Argentina continually makes the list of the Fast Company “Most Innovative Companies in Latin America”. For 2018, Semtive, a clean energy company, and Satellogic placed #1 and #2. The latter produces a satellite that orbits the earth in 93 minutes and takes pictures for agribusiness, gas, oil and infrastructure. Three award-winning startups that illustrate Argentina’s emerging entrepreneurial prowess in technology are: uSound, a smartphone application for the hearing impaired; Atomic Lab which 3D prints prosthetics; and Gi Fly, the world’s first electric folding bike.
One must not overlook the fact that the government has played and continues to play a vital role in Argentina’s technological development and entrepreneurial environment. Incubator and accelerator services financed by local government via public-private partnerships have supported over 30,000 entrepreneurs during the last decade and generated an additional 10,000 jobs. The City of Buenos Aires’s incubator program provides up to $10,000 in mentorship, networking, and co-working spaces. Meetups, hackathons and other activities to support and expand the entrepreneurial ecosystem continue, irrespective of economic and political ups and downs. The national and city government are working cooperatively to promote Buenos Aires as a technology hub. As mayor, Mauricio Macri created a technology district and awarded 10-year tax breaks to companies that located there.
At the federal level, as well, the Ministry of Science, Technology and Innovation is implementing its “Argentina Innovadora 2020” aimed at increasing the nation’s productive capabilities, quality of life, social inclusion and sustainability. The program supports scientific and technological research, education at all levels, regulatory reform, financial assistance, public-private partnerships, and support of innovation in companies. And just last year, the Argentine Congress passed the Entrepreneurs’ Law (Ley de Emprendedores). Among other things, the law aims to assist companies to establish their businesses via Internet in 24 hours with a simplified business entity model. The law opens new channels of funding through public funds to co-invest with private investors and creates a venture capital funds and venture capital institutions. Technical and financial assistance to 13 accelerators and soft loans are also authorized.

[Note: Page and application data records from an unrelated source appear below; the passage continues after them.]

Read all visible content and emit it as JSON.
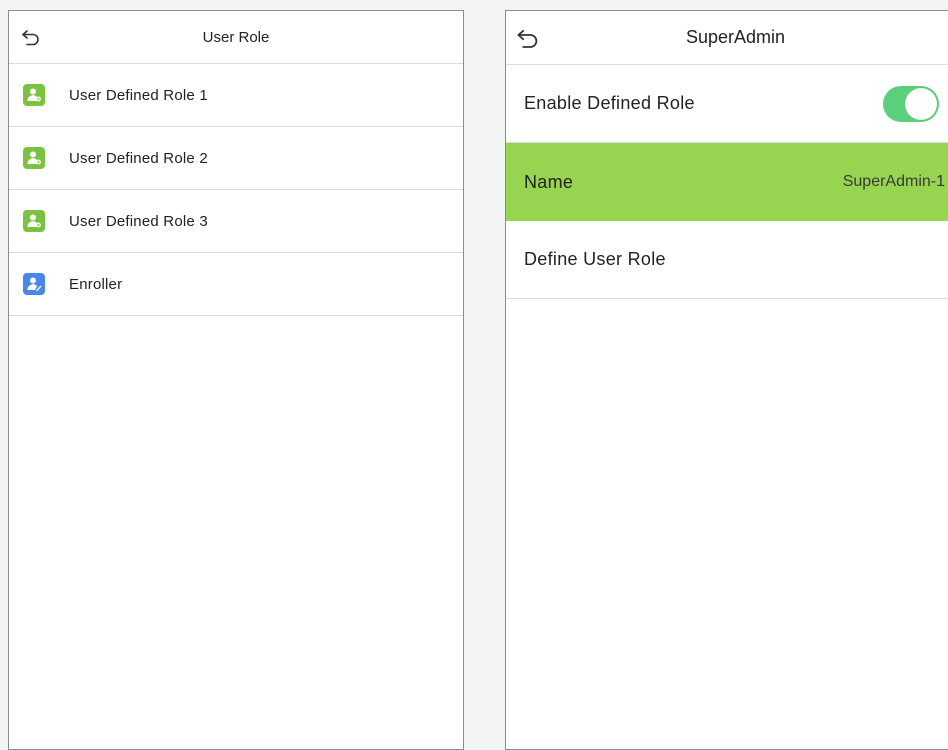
{
  "left_screen": {
    "title": "User Role",
    "back_icon": "back-arrow-icon",
    "items": [
      {
        "label": "User Defined Role 1",
        "icon": "user-role-icon",
        "icon_color": "#7cc242"
      },
      {
        "label": "User Defined Role 2",
        "icon": "user-role-icon",
        "icon_color": "#7cc242"
      },
      {
        "label": "User Defined Role 3",
        "icon": "user-role-icon",
        "icon_color": "#7cc242"
      },
      {
        "label": "Enroller",
        "icon": "enroller-icon",
        "icon_color": "#4a86e8"
      }
    ]
  },
  "right_screen": {
    "title": "SuperAdmin",
    "back_icon": "back-arrow-icon",
    "enable_defined_role": {
      "label": "Enable Defined Role",
      "enabled": true,
      "toggle_color": "#5ad07a"
    },
    "name": {
      "label": "Name",
      "value": "SuperAdmin-1",
      "highlight_color": "#97d44f"
    },
    "define_user_role": {
      "label": "Define User Role"
    }
  }
}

If Argentina can foster an uninterrupted environment of political stability, pro-growth economic and regulatory policies, investment in human capital and infrastructure, and access to credit for start-ups and later-stage firms, it will surely become the dominant powerhouse of technology entrepreneurship in South America.
Jerry Haar is a professor of international business at Florida International University and a global fellow of the Woodrow Wilson International Center for Scholars in Washington, D.C.